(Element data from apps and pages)
============================================================

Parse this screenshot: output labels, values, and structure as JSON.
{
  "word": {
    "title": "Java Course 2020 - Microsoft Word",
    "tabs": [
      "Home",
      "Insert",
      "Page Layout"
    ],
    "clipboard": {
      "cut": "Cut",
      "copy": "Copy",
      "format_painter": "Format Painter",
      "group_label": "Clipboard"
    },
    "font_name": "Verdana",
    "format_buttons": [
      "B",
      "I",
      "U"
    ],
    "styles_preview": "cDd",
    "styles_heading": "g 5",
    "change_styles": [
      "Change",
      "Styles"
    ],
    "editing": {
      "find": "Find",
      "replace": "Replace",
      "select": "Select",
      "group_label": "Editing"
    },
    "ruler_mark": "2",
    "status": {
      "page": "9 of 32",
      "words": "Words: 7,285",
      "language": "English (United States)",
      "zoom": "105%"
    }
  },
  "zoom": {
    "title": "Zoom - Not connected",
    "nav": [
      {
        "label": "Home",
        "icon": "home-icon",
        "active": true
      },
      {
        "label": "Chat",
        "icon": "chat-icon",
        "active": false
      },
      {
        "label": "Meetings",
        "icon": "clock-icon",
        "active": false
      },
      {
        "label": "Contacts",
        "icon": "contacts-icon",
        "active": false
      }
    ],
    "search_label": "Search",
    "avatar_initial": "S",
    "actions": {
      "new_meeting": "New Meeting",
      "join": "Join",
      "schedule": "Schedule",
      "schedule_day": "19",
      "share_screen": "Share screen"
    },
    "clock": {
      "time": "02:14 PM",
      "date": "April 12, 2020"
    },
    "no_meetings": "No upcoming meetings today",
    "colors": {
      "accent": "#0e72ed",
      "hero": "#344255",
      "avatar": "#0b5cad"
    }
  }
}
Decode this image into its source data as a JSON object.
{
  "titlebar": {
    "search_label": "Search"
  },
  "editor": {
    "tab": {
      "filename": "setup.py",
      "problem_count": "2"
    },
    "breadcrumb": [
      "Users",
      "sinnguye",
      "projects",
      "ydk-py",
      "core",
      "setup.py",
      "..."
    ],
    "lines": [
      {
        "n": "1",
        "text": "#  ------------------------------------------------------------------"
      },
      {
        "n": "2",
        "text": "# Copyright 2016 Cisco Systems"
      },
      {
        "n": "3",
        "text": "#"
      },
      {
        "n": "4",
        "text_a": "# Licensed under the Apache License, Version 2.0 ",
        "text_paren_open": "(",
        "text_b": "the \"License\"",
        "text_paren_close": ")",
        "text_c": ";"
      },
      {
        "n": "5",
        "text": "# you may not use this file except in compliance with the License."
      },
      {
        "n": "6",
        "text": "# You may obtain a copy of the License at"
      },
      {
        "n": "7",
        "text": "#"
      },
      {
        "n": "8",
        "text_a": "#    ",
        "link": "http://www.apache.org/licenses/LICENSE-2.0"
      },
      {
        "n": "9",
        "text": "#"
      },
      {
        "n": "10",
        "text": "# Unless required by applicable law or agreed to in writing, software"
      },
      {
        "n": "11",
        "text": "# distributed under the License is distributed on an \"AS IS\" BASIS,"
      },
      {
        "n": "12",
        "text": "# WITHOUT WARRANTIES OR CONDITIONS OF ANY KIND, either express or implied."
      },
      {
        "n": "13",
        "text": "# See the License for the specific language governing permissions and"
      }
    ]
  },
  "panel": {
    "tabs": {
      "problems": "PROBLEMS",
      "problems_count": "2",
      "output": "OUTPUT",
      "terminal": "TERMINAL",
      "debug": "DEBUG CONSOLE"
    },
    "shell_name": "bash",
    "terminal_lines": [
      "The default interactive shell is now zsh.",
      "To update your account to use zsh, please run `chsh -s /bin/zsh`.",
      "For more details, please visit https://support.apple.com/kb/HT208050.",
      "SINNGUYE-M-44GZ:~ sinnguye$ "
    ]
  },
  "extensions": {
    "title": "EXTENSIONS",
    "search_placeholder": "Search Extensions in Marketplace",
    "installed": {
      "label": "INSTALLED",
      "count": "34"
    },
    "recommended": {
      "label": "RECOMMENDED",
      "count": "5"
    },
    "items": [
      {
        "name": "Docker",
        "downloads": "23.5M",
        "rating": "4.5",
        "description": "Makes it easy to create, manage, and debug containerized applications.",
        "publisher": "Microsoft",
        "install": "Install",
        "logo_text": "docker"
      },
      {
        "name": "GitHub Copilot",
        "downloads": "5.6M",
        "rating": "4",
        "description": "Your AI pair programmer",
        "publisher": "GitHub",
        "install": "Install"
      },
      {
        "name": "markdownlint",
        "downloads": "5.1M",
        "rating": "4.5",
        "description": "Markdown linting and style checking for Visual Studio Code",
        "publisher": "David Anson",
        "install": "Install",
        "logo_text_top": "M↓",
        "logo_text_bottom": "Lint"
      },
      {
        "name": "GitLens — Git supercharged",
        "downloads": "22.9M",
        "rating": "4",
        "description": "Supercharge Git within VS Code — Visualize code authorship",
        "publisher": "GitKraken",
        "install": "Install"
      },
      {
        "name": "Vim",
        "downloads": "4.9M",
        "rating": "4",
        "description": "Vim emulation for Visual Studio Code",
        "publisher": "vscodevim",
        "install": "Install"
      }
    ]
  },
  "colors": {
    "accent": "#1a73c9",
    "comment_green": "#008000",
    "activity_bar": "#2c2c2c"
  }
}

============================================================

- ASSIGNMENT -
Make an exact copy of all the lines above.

- SOLUTION -
Parse this screenshot: output labels, values, and structure as JSON.
{
  "word": {
    "title": "Java Course 2020 - Microsoft Word",
    "tabs": [
      "Home",
      "Insert",
      "Page Layout"
    ],
    "clipboard": {
      "cut": "Cut",
      "copy": "Copy",
      "format_painter": "Format Painter",
      "group_label": "Clipboard"
    },
    "font_name": "Verdana",
    "format_buttons": [
      "B",
      "I",
      "U"
    ],
    "styles_preview": "cDd",
    "styles_heading": "g 5",
    "change_styles": [
      "Change",
      "Styles"
    ],
    "editing": {
      "find": "Find",
      "replace": "Replace",
      "select": "Select",
      "group_label": "Editing"
    },
    "ruler_mark": "2",
    "status": {
      "page": "9 of 32",
      "words": "Words: 7,285",
      "language": "English (United States)",
      "zoom": "105%"
    }
  },
  "zoom": {
    "title": "Zoom - Not connected",
    "nav": [
      {
        "label": "Home",
        "icon": "home-icon",
        "active": true
      },
      {
        "label": "Chat",
        "icon": "chat-icon",
        "active": false
      },
      {
        "label": "Meetings",
        "icon": "clock-icon",
        "active": false
      },
      {
        "label": "Contacts",
        "icon": "contacts-icon",
        "active": false
      }
    ],
    "search_label": "Search",
    "avatar_initial": "S",
    "actions": {
      "new_meeting": "New Meeting",
      "join": "Join",
      "schedule": "Schedule",
      "schedule_day": "19",
      "share_screen": "Share screen"
    },
    "clock": {
      "time": "02:14 PM",
      "date": "April 12, 2020"
    },
    "no_meetings": "No upcoming meetings today",
    "colors": {
      "accent": "#0e72ed",
      "hero": "#344255",
      "avatar": "#0b5cad"
    }
  }
}
Decode this image into its source data as a JSON object.
{
  "titlebar": {
    "search_label": "Search"
  },
  "editor": {
    "tab": {
      "filename": "setup.py",
      "problem_count": "2"
    },
    "breadcrumb": [
      "Users",
      "sinnguye",
      "projects",
      "ydk-py",
      "core",
      "setup.py",
      "..."
    ],
    "lines": [
      {
        "n": "1",
        "text": "#  ------------------------------------------------------------------"
      },
      {
        "n": "2",
        "text": "# Copyright 2016 Cisco Systems"
      },
      {
        "n": "3",
        "text": "#"
      },
      {
        "n": "4",
        "text_a": "# Licensed under the Apache License, Version 2.0 ",
        "text_paren_open": "(",
        "text_b": "the \"License\"",
        "text_paren_close": ")",
        "text_c": ";"
      },
      {
        "n": "5",
        "text": "# you may not use this file except in compliance with the License."
      },
      {
        "n": "6",
        "text": "# You may obtain a copy of the License at"
      },
      {
        "n": "7",
        "text": "#"
      },
      {
        "n": "8",
        "text_a": "#    ",
        "link": "http://www.apache.org/licenses/LICENSE-2.0"
      },
      {
        "n": "9",
        "text": "#"
      },
      {
        "n": "10",
        "text": "# Unless required by applicable law or agreed to in writing, software"
      },
      {
        "n": "11",
        "text": "# distributed under the License is distributed on an \"AS IS\" BASIS,"
      },
      {
        "n": "12",
        "text": "# WITHOUT WARRANTIES OR CONDITIONS OF ANY KIND, either express or implied."
      },
      {
        "n": "13",
        "text": "# See the License for the specific language governing permissions and"
      }
    ]
  },
  "panel": {
    "tabs": {
      "problems": "PROBLEMS",
      "problems_count": "2",
      "output": "OUTPUT",
      "terminal": "TERMINAL",
      "debug": "DEBUG CONSOLE"
    },
    "shell_name": "bash",
    "terminal_lines": [
      "The default interactive shell is now zsh.",
      "To update your account to use zsh, please run `chsh -s /bin/zsh`.",
      "For more details, please visit https://support.apple.com/kb/HT208050.",
      "SINNGUYE-M-44GZ:~ sinnguye$ "
    ]
  },
  "extensions": {
    "title": "EXTENSIONS",
    "search_placeholder": "Search Extensions in Marketplace",
    "installed": {
      "label": "INSTALLED",
      "count": "34"
    },
    "recommended": {
      "label": "RECOMMENDED",
      "count": "5"
    },
    "items": [
      {
        "name": "Docker",
        "downloads": "23.5M",
        "rating": "4.5",
        "description": "Makes it easy to create, manage, and debug containerized applications.",
        "publisher": "Microsoft",
        "install": "Install",
        "logo_text": "docker"
      },
      {
        "name": "GitHub Copilot",
        "downloads": "5.6M",
        "rating": "4",
        "description": "Your AI pair programmer",
        "publisher": "GitHub",
        "install": "Install"
      },
      {
        "name": "markdownlint",
        "downloads": "5.1M",
        "rating": "4.5",
        "description": "Markdown linting and style checking for Visual Studio Code",
        "publisher": "David Anson",
        "install": "Install",
        "logo_text_top": "M↓",
        "logo_text_bottom": "Lint"
      },
      {
        "name": "GitLens — Git supercharged",
        "downloads": "22.9M",
        "rating": "4",
        "description": "Supercharge Git within VS Code — Visualize code authorship",
        "publisher": "GitKraken",
        "install": "Install"
      },
      {
        "name": "Vim",
        "downloads": "4.9M",
        "rating": "4",
        "description": "Vim emulation for Visual Studio Code",
        "publisher": "vscodevim",
        "install": "Install"
      }
    ]
  },
  "colors": {
    "accent": "#1a73c9",
    "comment_green": "#008000",
    "activity_bar": "#2c2c2c"
  }
}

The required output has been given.